Dataset rows describing interfaces
[Start of section]

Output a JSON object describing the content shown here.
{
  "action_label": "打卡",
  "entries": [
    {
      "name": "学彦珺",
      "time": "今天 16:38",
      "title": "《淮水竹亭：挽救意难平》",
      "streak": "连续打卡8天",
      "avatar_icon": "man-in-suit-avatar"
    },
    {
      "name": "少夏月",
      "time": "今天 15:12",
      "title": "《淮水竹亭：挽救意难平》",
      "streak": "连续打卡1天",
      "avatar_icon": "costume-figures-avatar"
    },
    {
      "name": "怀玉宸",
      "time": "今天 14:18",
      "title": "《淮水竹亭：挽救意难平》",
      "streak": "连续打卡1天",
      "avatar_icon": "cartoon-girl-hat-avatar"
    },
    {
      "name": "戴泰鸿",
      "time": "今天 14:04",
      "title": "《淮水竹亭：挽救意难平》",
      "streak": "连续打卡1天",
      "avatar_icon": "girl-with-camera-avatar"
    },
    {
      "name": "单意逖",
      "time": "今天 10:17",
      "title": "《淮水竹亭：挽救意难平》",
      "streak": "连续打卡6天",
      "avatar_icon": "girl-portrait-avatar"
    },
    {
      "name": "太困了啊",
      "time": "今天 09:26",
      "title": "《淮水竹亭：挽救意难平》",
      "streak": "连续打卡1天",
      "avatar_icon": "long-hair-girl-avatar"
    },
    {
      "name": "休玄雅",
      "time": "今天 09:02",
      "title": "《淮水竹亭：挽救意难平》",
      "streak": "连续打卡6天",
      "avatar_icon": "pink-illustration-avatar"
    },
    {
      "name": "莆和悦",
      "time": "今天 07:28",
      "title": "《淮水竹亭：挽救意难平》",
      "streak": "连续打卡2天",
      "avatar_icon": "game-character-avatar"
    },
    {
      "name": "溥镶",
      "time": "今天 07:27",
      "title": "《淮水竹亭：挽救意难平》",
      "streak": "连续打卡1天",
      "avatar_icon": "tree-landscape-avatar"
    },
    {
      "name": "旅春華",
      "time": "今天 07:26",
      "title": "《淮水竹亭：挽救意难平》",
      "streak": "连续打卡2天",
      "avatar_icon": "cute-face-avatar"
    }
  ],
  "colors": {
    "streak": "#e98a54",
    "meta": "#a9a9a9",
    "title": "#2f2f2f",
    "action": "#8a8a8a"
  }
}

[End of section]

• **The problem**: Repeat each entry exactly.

• **Response box**:
Output a JSON object describing the content shown here.
{
  "action_label": "打卡",
  "entries": [
    {
      "name": "学彦珺",
      "time": "今天 16:38",
      "title": "《淮水竹亭：挽救意难平》",
      "streak": "连续打卡8天",
      "avatar_icon": "man-in-suit-avatar"
    },
    {
      "name": "少夏月",
      "time": "今天 15:12",
      "title": "《淮水竹亭：挽救意难平》",
      "streak": "连续打卡1天",
      "avatar_icon": "costume-figures-avatar"
    },
    {
      "name": "怀玉宸",
      "time": "今天 14:18",
      "title": "《淮水竹亭：挽救意难平》",
      "streak": "连续打卡1天",
      "avatar_icon": "cartoon-girl-hat-avatar"
    },
    {
      "name": "戴泰鸿",
      "time": "今天 14:04",
      "title": "《淮水竹亭：挽救意难平》",
      "streak": "连续打卡1天",
      "avatar_icon": "girl-with-camera-avatar"
    },
    {
      "name": "单意逖",
      "time": "今天 10:17",
      "title": "《淮水竹亭：挽救意难平》",
      "streak": "连续打卡6天",
      "avatar_icon": "girl-portrait-avatar"
    },
    {
      "name": "太困了啊",
      "time": "今天 09:26",
      "title": "《淮水竹亭：挽救意难平》",
      "streak": "连续打卡1天",
      "avatar_icon": "long-hair-girl-avatar"
    },
    {
      "name": "休玄雅",
      "time": "今天 09:02",
      "title": "《淮水竹亭：挽救意难平》",
      "streak": "连续打卡6天",
      "avatar_icon": "pink-illustration-avatar"
    },
    {
      "name": "莆和悦",
      "time": "今天 07:28",
      "title": "《淮水竹亭：挽救意难平》",
      "streak": "连续打卡2天",
      "avatar_icon": "game-character-avatar"
    },
    {
      "name": "溥镶",
      "time": "今天 07:27",
      "title": "《淮水竹亭：挽救意难平》",
      "streak": "连续打卡1天",
      "avatar_icon": "tree-landscape-avatar"
    },
    {
      "name": "旅春華",
      "time": "今天 07:26",
      "title": "《淮水竹亭：挽救意难平》",
      "streak": "连续打卡2天",
      "avatar_icon": "cute-face-avatar"
    }
  ],
  "colors": {
    "streak": "#e98a54",
    "meta": "#a9a9a9",
    "title": "#2f2f2f",
    "action": "#8a8a8a"
  }
}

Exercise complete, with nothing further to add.